The atmosphere is a chaotic dynamical system. Therefore, any small error in the initial condition will grow with time, eventually leading to a total loss of predictability. In hurricane predictions, errors in observations of initial hurricane position, structure, intensity, and environment are compounded by approximations inherent in numerical model treatment of physical processes, such as precipitation and boundary layer physics. As a result, significant errors currently appear in hurricane track, intensity, timing and landfall location. Presently, operational numerical hurricane forecasting is carried out using a deterministic approach - meaning each model forecast employs a single prediction for a given storm. There is a considerable body of research that this approach has serious limitations and improvements will require a fundamental shift towards a probabilistic approach through the use of ensemble modeling techniques.

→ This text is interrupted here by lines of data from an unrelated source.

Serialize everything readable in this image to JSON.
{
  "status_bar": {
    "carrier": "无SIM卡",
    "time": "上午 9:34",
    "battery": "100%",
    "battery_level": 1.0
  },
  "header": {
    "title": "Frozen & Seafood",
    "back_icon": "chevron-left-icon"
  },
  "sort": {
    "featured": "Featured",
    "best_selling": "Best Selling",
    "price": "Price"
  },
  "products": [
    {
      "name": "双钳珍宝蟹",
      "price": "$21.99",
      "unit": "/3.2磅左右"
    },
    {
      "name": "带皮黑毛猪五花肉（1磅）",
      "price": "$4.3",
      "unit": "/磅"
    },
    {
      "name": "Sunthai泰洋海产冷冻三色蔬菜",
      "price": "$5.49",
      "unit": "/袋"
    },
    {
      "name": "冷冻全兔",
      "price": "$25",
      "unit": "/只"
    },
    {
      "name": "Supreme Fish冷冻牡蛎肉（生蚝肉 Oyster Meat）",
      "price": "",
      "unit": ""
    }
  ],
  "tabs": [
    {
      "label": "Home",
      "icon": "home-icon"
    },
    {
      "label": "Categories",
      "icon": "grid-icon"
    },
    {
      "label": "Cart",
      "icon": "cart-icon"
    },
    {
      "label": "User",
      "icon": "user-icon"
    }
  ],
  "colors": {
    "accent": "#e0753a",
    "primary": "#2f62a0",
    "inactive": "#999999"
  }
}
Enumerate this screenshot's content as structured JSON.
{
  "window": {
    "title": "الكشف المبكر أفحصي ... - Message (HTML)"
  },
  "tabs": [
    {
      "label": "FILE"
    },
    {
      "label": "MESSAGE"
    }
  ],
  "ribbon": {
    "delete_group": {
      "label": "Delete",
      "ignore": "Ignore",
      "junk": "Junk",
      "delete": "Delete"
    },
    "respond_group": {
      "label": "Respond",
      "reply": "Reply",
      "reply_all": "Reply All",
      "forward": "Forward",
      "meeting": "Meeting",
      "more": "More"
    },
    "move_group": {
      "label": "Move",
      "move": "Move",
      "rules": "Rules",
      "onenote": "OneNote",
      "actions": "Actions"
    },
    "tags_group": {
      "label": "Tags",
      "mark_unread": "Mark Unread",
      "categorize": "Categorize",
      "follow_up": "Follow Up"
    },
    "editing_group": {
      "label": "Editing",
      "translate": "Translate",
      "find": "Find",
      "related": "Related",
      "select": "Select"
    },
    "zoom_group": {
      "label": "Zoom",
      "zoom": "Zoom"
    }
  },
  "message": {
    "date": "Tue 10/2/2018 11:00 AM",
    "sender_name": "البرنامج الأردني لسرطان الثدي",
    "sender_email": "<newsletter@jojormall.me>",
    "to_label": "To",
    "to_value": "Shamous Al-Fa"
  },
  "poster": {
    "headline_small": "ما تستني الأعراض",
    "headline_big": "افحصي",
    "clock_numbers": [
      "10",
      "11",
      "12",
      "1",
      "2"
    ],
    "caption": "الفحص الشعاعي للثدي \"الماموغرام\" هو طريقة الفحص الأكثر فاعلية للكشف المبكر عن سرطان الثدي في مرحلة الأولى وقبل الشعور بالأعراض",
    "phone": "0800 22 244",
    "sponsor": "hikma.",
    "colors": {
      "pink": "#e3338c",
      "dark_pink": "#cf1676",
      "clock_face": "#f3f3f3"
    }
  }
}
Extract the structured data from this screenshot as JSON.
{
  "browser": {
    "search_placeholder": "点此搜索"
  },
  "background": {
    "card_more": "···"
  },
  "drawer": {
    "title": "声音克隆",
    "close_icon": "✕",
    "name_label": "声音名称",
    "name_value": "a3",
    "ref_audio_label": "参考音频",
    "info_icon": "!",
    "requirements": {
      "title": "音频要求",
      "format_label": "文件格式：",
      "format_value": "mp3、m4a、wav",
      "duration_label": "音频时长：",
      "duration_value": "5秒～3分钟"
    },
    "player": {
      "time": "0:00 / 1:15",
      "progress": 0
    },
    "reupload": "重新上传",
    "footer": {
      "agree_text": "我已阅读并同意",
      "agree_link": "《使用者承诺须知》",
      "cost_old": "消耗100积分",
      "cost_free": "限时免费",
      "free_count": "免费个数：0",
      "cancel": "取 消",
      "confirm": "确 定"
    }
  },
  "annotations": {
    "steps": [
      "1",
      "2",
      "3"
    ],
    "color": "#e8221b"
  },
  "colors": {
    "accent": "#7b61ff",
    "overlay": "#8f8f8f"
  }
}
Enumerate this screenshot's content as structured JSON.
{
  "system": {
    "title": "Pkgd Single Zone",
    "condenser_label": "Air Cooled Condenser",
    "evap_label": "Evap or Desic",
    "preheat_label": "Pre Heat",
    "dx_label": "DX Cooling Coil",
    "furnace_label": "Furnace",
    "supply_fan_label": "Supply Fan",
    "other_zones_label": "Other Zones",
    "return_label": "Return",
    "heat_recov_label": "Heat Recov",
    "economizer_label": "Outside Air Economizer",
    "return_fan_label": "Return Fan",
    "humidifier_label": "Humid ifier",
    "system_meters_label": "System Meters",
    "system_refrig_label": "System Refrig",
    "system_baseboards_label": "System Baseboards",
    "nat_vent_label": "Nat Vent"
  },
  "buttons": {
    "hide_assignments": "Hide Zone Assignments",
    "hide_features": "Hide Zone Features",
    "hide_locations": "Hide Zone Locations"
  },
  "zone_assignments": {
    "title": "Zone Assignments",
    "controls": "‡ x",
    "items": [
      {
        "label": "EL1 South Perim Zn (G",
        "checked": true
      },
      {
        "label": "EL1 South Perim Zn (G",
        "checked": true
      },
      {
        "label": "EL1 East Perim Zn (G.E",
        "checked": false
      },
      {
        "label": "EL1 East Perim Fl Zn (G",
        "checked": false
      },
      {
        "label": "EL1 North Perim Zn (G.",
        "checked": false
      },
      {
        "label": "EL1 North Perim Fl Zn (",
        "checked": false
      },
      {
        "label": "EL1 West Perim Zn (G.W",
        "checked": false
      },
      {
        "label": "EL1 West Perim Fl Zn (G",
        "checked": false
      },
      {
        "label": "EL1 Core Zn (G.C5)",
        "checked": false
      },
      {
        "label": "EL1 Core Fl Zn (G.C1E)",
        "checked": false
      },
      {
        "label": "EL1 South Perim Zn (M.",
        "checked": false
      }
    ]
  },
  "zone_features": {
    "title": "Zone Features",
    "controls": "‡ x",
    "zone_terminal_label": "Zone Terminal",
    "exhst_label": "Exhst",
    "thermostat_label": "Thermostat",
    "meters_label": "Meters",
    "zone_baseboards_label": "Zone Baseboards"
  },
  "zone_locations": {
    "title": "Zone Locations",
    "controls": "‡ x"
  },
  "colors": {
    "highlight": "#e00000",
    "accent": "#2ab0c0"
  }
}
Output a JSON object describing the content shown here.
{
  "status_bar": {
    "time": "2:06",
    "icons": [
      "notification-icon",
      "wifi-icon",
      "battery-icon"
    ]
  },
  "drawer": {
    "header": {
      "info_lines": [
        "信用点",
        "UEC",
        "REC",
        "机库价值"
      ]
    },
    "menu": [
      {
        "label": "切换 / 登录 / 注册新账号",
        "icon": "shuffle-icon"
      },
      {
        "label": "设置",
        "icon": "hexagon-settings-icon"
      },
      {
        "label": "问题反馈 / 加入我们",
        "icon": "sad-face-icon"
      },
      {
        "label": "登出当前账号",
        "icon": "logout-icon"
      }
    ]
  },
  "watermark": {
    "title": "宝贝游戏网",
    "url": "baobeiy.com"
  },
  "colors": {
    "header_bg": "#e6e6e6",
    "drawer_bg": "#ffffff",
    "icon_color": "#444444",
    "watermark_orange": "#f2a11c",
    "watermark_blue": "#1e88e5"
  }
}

Ensemble forecasting (EF) entails many predictions per event to deal with the myriad uncertainties in a numerical weather prediction (NWP) system. A typical NWP system for the hurricane problem must account for the above uncertainties in initial and boundary conditions and model physics. Thoroughly addressing this problem requires making hundreds of forecasts for each event. Therefore, traditional cyber infrastructure environments and computational methodologies are ill-suited to carry out ensemble prediction research. New computational frameworks are needed for the design, execution, processing, mining and visualization of massive numbers of ensemble predictions. An additional consequence of this enormous problem is the need for the development of new tools and techniques for metadata and job management so that supercomputing resources are effectively and efficiently used. In other words, a new cyber infrastructure environment for end-to-end workflow is essential to carry out research on ensemble prediction of hurricanes.

We will work with NCSA scientists and staff members to develop this new cyber infrastructure environment. A portal interface developed by NCSA will be applied to this effort, along with metadata cataloging and mining on the DTF Grid. Specifically, we will work with Jay Alameda on workflow and execution of jobs on the DTF and with Michael Welge on mining the data using the existing D2K environment. The data mining effort will include the development of new objective clustering algorithms for knowledge discovery, which will be imbedded into the D2K environment. This research will be conducted using the WRF model on the TeraGrid. The hurricane prediction problem is not the only one likely to benefit from the new cyber infrastructure environment. The atmospheric sciences community has embraced the ensemble approach for predictions on all scales, from the simulation of thunderstorms to multi-decadal climate simulations. Any techniques and methodologies that will be developed in the proposed project will benefit other researchers engaged in similarly challenging computational problems.